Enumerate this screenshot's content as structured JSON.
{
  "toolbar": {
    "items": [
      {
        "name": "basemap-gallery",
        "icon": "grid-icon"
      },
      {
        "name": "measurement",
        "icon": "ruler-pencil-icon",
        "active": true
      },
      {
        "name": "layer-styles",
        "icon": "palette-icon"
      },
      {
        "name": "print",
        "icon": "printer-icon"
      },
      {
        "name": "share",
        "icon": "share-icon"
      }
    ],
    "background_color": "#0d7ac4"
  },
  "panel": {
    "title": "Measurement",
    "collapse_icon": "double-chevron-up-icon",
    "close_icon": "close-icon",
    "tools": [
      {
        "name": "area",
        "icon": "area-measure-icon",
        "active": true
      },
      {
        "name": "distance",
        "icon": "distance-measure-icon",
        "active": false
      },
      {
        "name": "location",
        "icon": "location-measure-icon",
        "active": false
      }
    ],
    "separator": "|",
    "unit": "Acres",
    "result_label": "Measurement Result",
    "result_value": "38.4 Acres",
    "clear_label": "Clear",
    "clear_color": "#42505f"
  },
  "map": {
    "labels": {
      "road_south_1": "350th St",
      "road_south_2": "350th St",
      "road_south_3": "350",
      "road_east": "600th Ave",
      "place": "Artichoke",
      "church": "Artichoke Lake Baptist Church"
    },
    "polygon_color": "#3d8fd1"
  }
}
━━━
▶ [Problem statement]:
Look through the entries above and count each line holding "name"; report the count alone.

▶ [Exercise solution]:
8